Top central banks, including Fed, in pre-emptive strike against euro collapse
A coordinated action by the world's top central banks in easing dollar swaps will prevent the siezing up of short term credit in the event that things get worse in Europe.
The U.S. Federal Reserve, the European Central Bank and the central banks of Canada, Britain, Japan and Switzerland said in a joint statement they had agreed to lower the cost of existing dollar swap lines by 50 basis points from December 5.
Other measures included setting up bilateral swap arrangements between the central banks so that any bank could tap additional liquidity in their own currencies if necessary. The swap arrangements are good through Feb 1, 2013.
In the United States, the Fed noted that banks were not having difficulty now getting funds in short-term finding markets. But if conditions deteriorate, the U.S. central bank said it has "a range of tools available" to use as a backstop and would deploy them as necessary.
The surprise coordinated move by central banks was aimed at preventing global financial markets from coming under pressure that could potentially lead to a seizing up of credit.

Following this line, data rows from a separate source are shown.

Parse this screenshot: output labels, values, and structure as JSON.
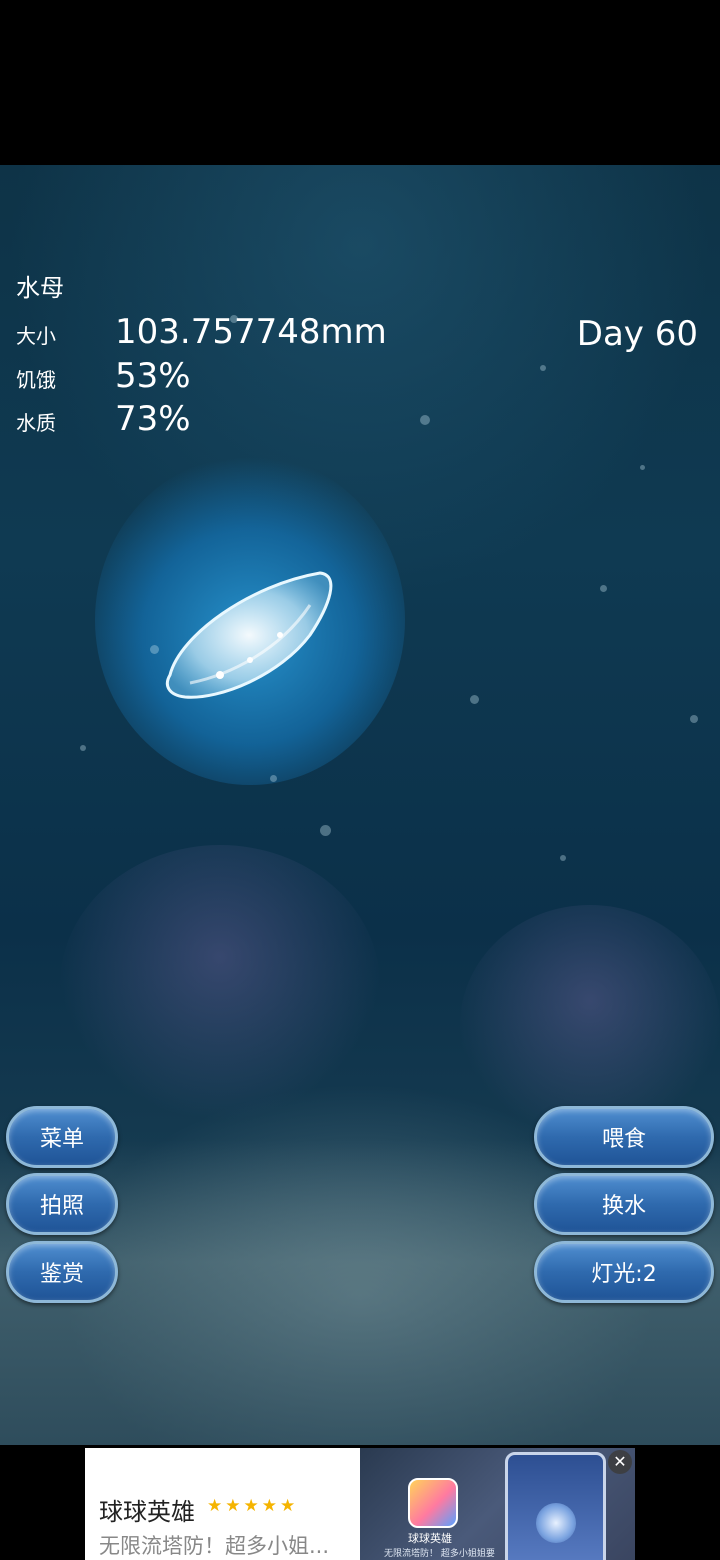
{
  "hud": {
    "title": "水母",
    "size_label": "大小",
    "size_value": "103.757748mm",
    "hunger_label": "饥饿",
    "hunger_value": "53%",
    "water_label": "水质",
    "water_value": "73%",
    "day": "Day 60"
  },
  "left_buttons": {
    "menu": "菜单",
    "photo": "拍照",
    "appreciate": "鉴赏"
  },
  "right_buttons": {
    "feed": "喂食",
    "change_water": "换水",
    "light": "灯光:2"
  },
  "ad": {
    "title": "球球英雄",
    "stars": "★★★★★",
    "description": "无限流塔防！超多小姐...",
    "app_name": "球球英雄",
    "app_desc": "无限流塔防！ 超多小姐姐要",
    "close_icon": "close-icon"
  },
  "colors": {
    "button_fill": "#2f6aae",
    "button_border": "#8eb8d8",
    "star": "#f5b400"
  }
}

"The purpose of these actions is to ease strains in financial markets and thereby mitigate the effects of such strains on the supply of credit to households and businesses and so help foster economic activity," the banks said in typically stilted language.
It doesn't effect what's going on in the negotiations over the fate of the euro zone directly, but it does offer hope for investors that the flow of credit will remain open in the event of a real meltdown.
Note this: "...the U.S. central bank said it has "a range of tools available" to use as a backstop..." in the event that the worst case scenarios come to pass. This may be another clue that the US Federal Reserve will step in to the crisis if all else fails and it appears that the euro zone will go down for the count. This, despite the White House statement on Monday that denied there were any plans to directly intervene in the crisis.
Europe is considered by the Fed to be "too big to fail."